By Leslie Albrecht | March 23, 2011 3:07pm | Updated on March 24, 2011 12:03pm

By Leslie Albrecht

DNAinfo Reporter/Producer

UPPER WEST SIDE — A city agency has dealt a blow to plans to open a wine bar in a ritzy Central Park West building, but the bar's backer says he'll keep fighting to open the controversial vino venue.

"This is not going to be dropped," said Greg Hunt, who got a bitter reception from tenants in 25 Central Park West when he first floated his wine bar idea last summer.

Hunt insisted he wanted to open an upscale venue for a well-heeled clientele, but residents vehemently fought the bar, saying it would bring rowdy crowds and noise to their quiet block.
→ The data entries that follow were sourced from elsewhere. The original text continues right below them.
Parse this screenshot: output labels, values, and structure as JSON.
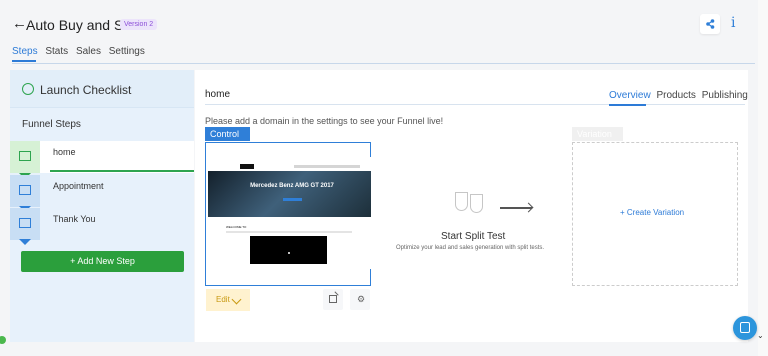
{
  "app": {
    "title": "Auto Buy and Sell",
    "version_badge": "Version 2",
    "tabs": [
      {
        "label": "Steps"
      },
      {
        "label": "Stats"
      },
      {
        "label": "Sales"
      },
      {
        "label": "Settings"
      }
    ]
  },
  "sidebar": {
    "checklist_label": "Launch Checklist",
    "section_label": "Funnel Steps",
    "steps": [
      {
        "label": "home"
      },
      {
        "label": "Appointment"
      },
      {
        "label": "Thank You"
      }
    ],
    "add_step_label": "+ Add New Step"
  },
  "main": {
    "page_name": "home",
    "domain_note": "Please add a domain in the settings to see your Funnel live!",
    "right_tabs": [
      {
        "label": "Overview"
      },
      {
        "label": "Products"
      },
      {
        "label": "Publishing"
      }
    ],
    "control": {
      "label": "Control",
      "preview_headline": "Mercedez Benz AMG GT 2017",
      "preview_welcome": "WELCOME TO"
    },
    "edit_label": "Edit",
    "split": {
      "title": "Start Split Test",
      "description": "Optimize your lead and sales generation with split tests."
    },
    "variation": {
      "label": "Variation",
      "create_label": "+ Create Variation"
    }
  },
  "icons": {
    "back": "arrow-left",
    "share": "share-icon",
    "info": "info-icon",
    "check": "check-circle-icon",
    "mail": "mail-icon",
    "external": "external-link-icon",
    "gear": "gear-icon",
    "chat": "chat-icon"
  },
  "colors": {
    "accent": "#2d7bd7",
    "success": "#2b9f3c",
    "warning": "#c99a13",
    "sidebar": "#e7f1fb"
  }
}
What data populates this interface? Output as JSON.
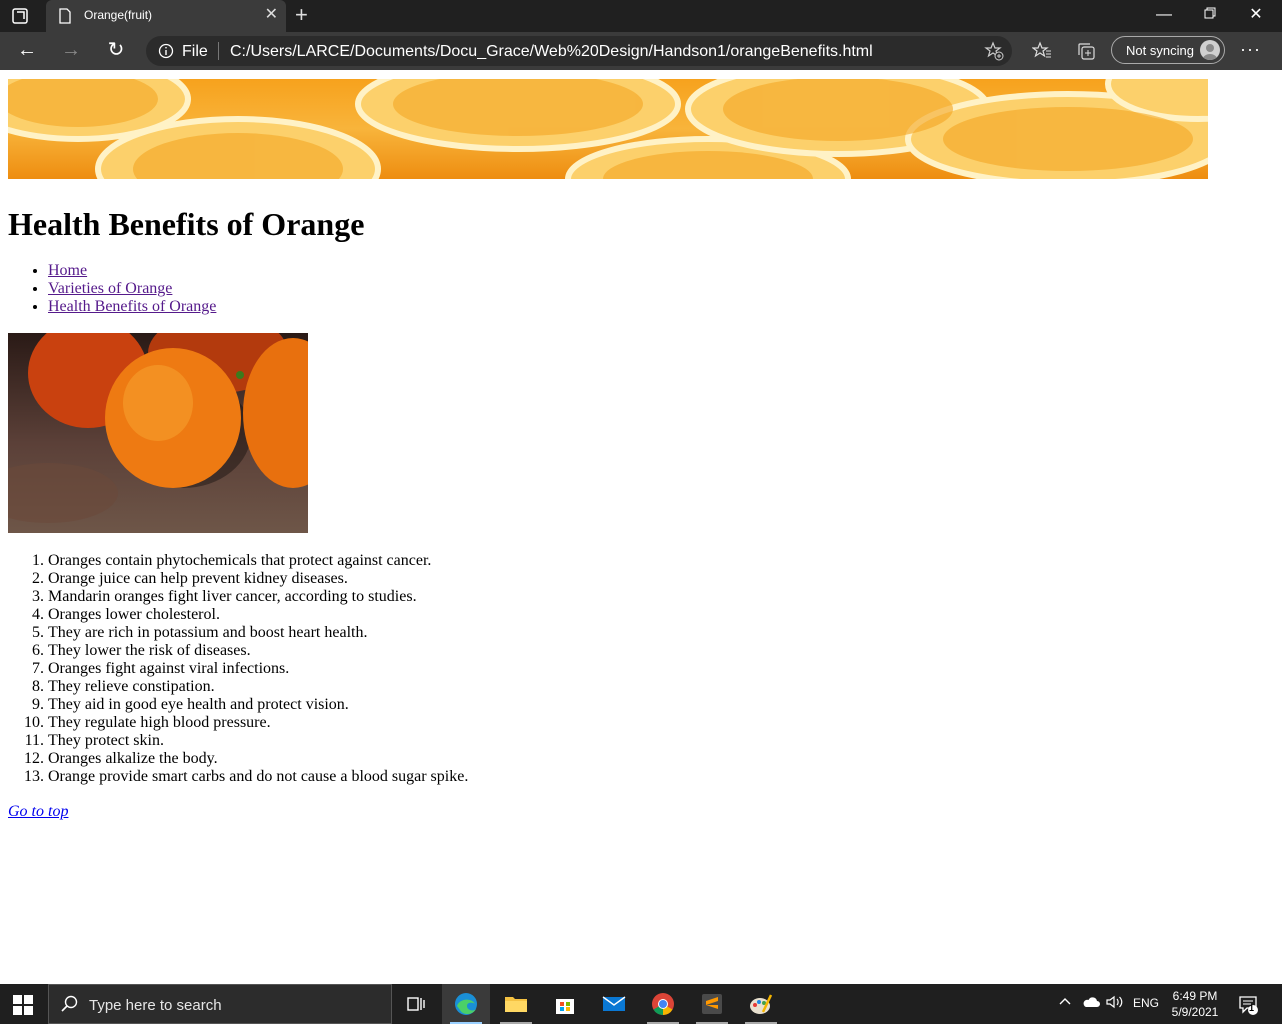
{
  "browser": {
    "tab_title": "Orange(fruit)",
    "address_scheme_label": "File",
    "address_url": "C:/Users/LARCE/Documents/Docu_Grace/Web%20Design/Handson1/orangeBenefits.html",
    "sync_label": "Not syncing",
    "icons": [
      "tab-actions-icon",
      "page-icon",
      "close-icon",
      "plus-icon",
      "minimize-icon",
      "restore-icon",
      "window-close-icon",
      "back-icon",
      "forward-icon",
      "refresh-icon",
      "info-icon",
      "add-favorite-icon",
      "favorites-icon",
      "collections-icon",
      "profile-avatar",
      "more-icon"
    ]
  },
  "page": {
    "heading": "Health Benefits of Orange",
    "nav_links": [
      "Home",
      "Varieties of Orange",
      "Health Benefits of Orange"
    ],
    "benefits": [
      "Oranges contain phytochemicals that protect against cancer.",
      "Orange juice can help prevent kidney diseases.",
      "Mandarin oranges fight liver cancer, according to studies.",
      "Oranges lower cholesterol.",
      "They are rich in potassium and boost heart health.",
      "They lower the risk of diseases.",
      "Oranges fight against viral infections.",
      "They relieve constipation.",
      "They aid in good eye health and protect vision.",
      "They regulate high blood pressure.",
      "They protect skin.",
      "Oranges alkalize the body.",
      "Orange provide smart carbs and do not cause a blood sugar spike."
    ],
    "go_top_label": "Go to top"
  },
  "taskbar": {
    "search_placeholder": "Type here to search",
    "language": "ENG",
    "time": "6:49 PM",
    "date": "5/9/2021",
    "notification_count": "1",
    "apps": [
      "task-view-icon",
      "edge-icon",
      "file-explorer-icon",
      "store-icon",
      "mail-icon",
      "chrome-icon",
      "sublime-icon",
      "paint-icon"
    ]
  },
  "colors": {
    "chrome_dark": "#202020",
    "toolbar": "#3b3b3b",
    "visited_link": "#551a8b",
    "link": "#0000ee",
    "orange": "#f7a21d"
  }
}
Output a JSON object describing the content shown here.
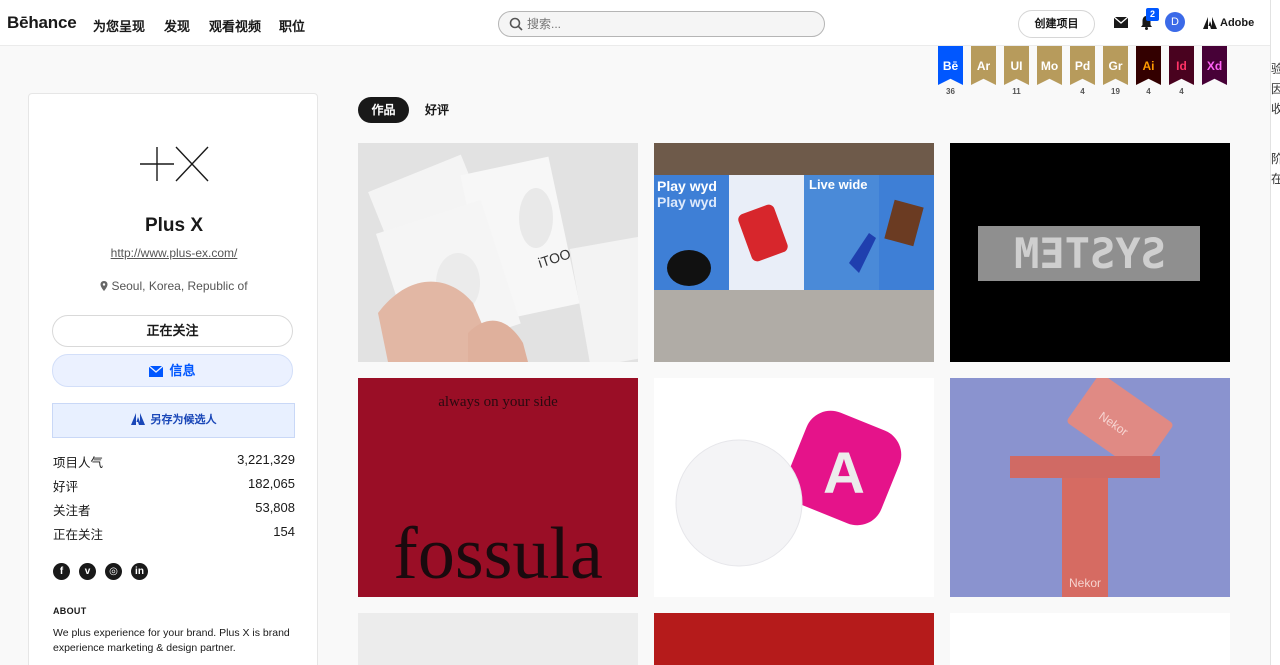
{
  "nav": {
    "logo": "Bēhance",
    "items": [
      "为您呈现",
      "发现",
      "观看视频",
      "职位"
    ],
    "search_placeholder": "搜索...",
    "create_label": "创建项目",
    "notification_count": "2",
    "user_initial": "D",
    "adobe_label": "Adobe"
  },
  "ribbons": [
    {
      "label": "Bē",
      "count": "36",
      "color": "#0057ff",
      "text_color": "#ffffff"
    },
    {
      "label": "Ar",
      "count": "",
      "color": "#b79b5c",
      "text_color": "#ffffff"
    },
    {
      "label": "UI",
      "count": "11",
      "color": "#b79b5c",
      "text_color": "#ffffff"
    },
    {
      "label": "Mo",
      "count": "",
      "color": "#b79b5c",
      "text_color": "#ffffff"
    },
    {
      "label": "Pd",
      "count": "4",
      "color": "#b79b5c",
      "text_color": "#ffffff"
    },
    {
      "label": "Gr",
      "count": "19",
      "color": "#b79b5c",
      "text_color": "#ffffff"
    },
    {
      "label": "Ai",
      "count": "4",
      "color": "#330000",
      "text_color": "#ff9a00"
    },
    {
      "label": "Id",
      "count": "4",
      "color": "#49021f",
      "text_color": "#ff3366"
    },
    {
      "label": "Xd",
      "count": "",
      "color": "#470137",
      "text_color": "#ff61f6"
    }
  ],
  "profile": {
    "name": "Plus X",
    "url": "http://www.plus-ex.com/",
    "location": "Seoul, Korea, Republic of",
    "follow_label": "正在关注",
    "message_label": "信息",
    "save_candidate_label": "另存为候选人",
    "stats": [
      {
        "label": "项目人气",
        "value": "3,221,329"
      },
      {
        "label": "好评",
        "value": "182,065"
      },
      {
        "label": "关注者",
        "value": "53,808"
      },
      {
        "label": "正在关注",
        "value": "154"
      }
    ],
    "social": [
      "f",
      "v",
      "◎",
      "in"
    ],
    "about_heading": "ABOUT",
    "about_text": "We plus experience for your brand. Plus X is brand experience marketing & design partner."
  },
  "tabs": {
    "works": "作品",
    "appreciations": "好评"
  },
  "projects": [
    {
      "name": "itoo",
      "text": "iTOO",
      "bg": "#dcdcdc"
    },
    {
      "name": "play-wyd",
      "text": "Play wyd",
      "text2": "Live wide",
      "bg": "#4a8ad8"
    },
    {
      "name": "system",
      "text": "SYSTEM",
      "bg": "#000000"
    },
    {
      "name": "fossula",
      "text": "fossula",
      "text2": "always on your side",
      "bg": "#9a0e26"
    },
    {
      "name": "a-logo",
      "text": "A",
      "bg": "#ffffff"
    },
    {
      "name": "nekor",
      "text": "Nekor",
      "bg": "#8a93cf"
    }
  ],
  "edge_text": [
    "验",
    "因",
    "收",
    "阶",
    "在"
  ]
}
The battle grew so intense that residents in 25 Central Park West and neighboring 15 Central Park West — a luxury high-rise where an apartment was recently listed for $25 million, according to Curbedhired lobbyists to make their case to Community Board 7, as did Hunt's team.

The community board approved Hunt's request for a liquor license in July.

But the Department of Buildings issued a ruling this week that sides with 25 Central Park West tenants, who fought the proposed wine bar on the grounds that it violated zoning rules, Hunt said.

"Our side in general is just outraged by this decision, as every New Yorker should be," Hunt said. "This is a relatively small group of affluent, well-connected people that have dictated to the city what should go into this space and they’ve completely overruled the will of the community."

Hunt said he felt the DOB decision was influenced by "political pressure" from 25 Central Park West residents.

Louis Solomon, a board member at 25 Central Park West, said he and other board members were happy with the DOB decision.

"The wine bar never had the support of the building, and in my mind, it never had the support of the neighborhood, so of course we’re pleased that the DOB came to the right conclusion," Solomon said.

He said board members looked forward to filling the space where Hunt wanted to open the wine bar with doctor's offices or a similar use.

Hunt called the DOB decision a "job killer" that will cost 35 to 40 jobs and rob the Upper West Side of a needed amenity.

Hunt said he wants to open "the most gorgeous, upscale wine bar in the city" on the ground floor of 25 Central Park West, a vacant space that most recently held a Gristedes.

Hunt said he hasn't given up that dream, and he's reviewing options on what to do next. "This is a case of David vs. Goliath, and Goliath won," Hunt said.